And you guessed it — it's chock-full of apps that enable users to share those wonderful self portraits everyone just loves to see!
Snapchat makes an appearance, of course. The app allows you to send photos or videos that “self-destruct” after a preset period of time.
Close-up is also included. This app reminds you take a picture of your face everyday, as it slowly builds “a daily photo journal for your face.” You can then create a time-lapse video or GIF of the journal.
And then there's Frontback, an app that enables the front- and back-facing camera while taking a photo and stitches them together for a unique look.
Plus several more. The Sharing Selfies section is available on the front page of the App Store on both the desktop and iDevice.
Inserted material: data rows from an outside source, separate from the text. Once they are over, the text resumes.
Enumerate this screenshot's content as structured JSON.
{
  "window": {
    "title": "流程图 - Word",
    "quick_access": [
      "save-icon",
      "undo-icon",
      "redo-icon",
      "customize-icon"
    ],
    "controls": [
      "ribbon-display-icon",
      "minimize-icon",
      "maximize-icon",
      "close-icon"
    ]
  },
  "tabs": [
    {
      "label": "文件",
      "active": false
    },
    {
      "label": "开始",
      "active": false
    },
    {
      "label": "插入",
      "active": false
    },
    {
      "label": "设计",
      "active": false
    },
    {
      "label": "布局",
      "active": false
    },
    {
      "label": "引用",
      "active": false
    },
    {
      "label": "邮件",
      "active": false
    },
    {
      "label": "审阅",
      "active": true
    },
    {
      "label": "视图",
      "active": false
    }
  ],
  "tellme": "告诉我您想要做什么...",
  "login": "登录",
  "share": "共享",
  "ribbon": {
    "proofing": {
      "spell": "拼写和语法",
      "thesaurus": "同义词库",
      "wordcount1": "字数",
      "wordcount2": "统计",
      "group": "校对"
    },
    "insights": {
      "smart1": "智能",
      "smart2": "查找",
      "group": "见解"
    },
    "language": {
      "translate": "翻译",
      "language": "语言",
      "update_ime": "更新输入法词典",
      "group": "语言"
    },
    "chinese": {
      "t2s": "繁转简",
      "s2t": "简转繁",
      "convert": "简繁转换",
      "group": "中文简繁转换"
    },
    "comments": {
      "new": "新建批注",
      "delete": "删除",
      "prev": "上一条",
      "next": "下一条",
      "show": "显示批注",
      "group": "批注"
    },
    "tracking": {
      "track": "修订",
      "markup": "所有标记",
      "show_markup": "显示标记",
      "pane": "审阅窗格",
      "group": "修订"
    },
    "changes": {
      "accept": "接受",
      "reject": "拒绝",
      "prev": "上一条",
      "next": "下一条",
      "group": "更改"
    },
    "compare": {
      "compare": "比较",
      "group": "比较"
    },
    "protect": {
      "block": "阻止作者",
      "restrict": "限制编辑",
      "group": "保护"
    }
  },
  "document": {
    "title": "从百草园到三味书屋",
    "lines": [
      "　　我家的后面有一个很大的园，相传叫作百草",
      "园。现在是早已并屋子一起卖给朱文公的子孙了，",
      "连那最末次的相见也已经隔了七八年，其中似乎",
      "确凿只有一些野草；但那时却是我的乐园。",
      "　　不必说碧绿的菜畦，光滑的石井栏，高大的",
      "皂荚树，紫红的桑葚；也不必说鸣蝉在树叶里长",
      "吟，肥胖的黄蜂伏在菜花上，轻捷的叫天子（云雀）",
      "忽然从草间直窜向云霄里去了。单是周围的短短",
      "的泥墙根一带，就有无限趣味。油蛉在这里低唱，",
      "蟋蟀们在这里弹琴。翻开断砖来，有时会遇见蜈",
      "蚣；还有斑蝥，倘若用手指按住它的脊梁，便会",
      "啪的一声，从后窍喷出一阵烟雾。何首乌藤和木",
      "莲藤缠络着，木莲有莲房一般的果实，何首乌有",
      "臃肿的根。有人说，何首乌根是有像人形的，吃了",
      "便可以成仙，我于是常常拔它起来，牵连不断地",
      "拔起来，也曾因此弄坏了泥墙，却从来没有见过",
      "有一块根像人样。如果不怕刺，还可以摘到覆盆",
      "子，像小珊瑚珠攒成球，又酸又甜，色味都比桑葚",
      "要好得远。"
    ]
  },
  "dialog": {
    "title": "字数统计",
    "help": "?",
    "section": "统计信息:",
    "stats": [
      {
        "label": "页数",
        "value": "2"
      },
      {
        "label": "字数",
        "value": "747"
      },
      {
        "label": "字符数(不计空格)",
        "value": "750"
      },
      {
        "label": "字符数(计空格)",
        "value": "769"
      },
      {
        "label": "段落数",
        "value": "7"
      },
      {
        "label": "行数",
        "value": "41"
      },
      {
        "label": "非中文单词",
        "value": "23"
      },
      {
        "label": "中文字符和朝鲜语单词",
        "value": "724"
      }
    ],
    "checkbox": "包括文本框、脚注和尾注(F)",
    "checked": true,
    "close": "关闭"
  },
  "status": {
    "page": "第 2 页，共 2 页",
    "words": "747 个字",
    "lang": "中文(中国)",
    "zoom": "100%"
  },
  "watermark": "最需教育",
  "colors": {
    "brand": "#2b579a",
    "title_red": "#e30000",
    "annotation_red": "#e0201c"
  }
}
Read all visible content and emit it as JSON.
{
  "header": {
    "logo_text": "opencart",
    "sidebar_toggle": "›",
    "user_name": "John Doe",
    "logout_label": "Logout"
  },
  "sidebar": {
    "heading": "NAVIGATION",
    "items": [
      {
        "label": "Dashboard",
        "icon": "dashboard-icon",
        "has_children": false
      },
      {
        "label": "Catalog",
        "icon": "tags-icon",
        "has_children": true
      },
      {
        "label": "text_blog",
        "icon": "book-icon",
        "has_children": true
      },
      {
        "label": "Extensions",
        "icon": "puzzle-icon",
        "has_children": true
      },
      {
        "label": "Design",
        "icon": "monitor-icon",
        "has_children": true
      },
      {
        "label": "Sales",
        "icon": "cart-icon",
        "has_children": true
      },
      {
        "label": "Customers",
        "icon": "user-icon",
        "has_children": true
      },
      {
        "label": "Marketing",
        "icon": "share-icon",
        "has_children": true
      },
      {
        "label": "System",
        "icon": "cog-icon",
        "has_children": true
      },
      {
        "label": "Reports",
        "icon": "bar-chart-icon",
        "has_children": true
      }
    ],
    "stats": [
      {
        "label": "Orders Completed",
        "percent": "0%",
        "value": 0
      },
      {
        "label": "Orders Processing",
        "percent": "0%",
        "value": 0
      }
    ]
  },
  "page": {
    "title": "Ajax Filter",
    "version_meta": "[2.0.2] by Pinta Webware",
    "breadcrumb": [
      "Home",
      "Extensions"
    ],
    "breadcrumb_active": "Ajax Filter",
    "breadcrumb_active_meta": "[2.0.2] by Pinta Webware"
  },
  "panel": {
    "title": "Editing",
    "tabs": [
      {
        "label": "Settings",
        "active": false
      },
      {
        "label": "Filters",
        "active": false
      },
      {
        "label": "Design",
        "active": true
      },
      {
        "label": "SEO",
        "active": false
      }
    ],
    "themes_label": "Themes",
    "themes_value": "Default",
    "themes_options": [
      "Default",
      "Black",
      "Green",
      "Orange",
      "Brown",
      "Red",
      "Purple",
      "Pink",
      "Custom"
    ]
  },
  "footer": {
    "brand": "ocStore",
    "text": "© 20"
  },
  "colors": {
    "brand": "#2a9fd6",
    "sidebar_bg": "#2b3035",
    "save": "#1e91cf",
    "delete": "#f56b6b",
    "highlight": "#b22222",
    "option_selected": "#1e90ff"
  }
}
Of course, a move like this one doesn't come without criticism. Gizmodo's headline starts off “God Help Us,” and the writer sarcastically says: “Just in case you were feeling a little too happy with humanity, here's something to change your tune.”
And Mat Smith of Engadget keeps it simple: “Not the app store section we needed, but the app store section we deserved,” referencing the famous selfie snapped by Ellen and the gang at the Oscars.
Then again, CNET sees the move as a sort of endorsement from the Cupertino company, writing: “the selfie phenomenon appears to have won a certain measure of legitimacy from Apple.”
Either way, it's a smart move by the company. Drawing on the popularity of the selfie, Apple offers up free and paid apps that selfie-snapping users will inevitably download.
But a warning to viewers — sure, Apple's making it that much easier to snap selfies alone or with friends, but as Gizmodo reports, selfies could be dangerous. According to a California lice expert, there's been a “huge increase of lice in teens this year.”
The expert blames the infestation on teens sticking their heads together to snap selfies. So download those selfie apps at your own risk ... or just stick to single-person selfies.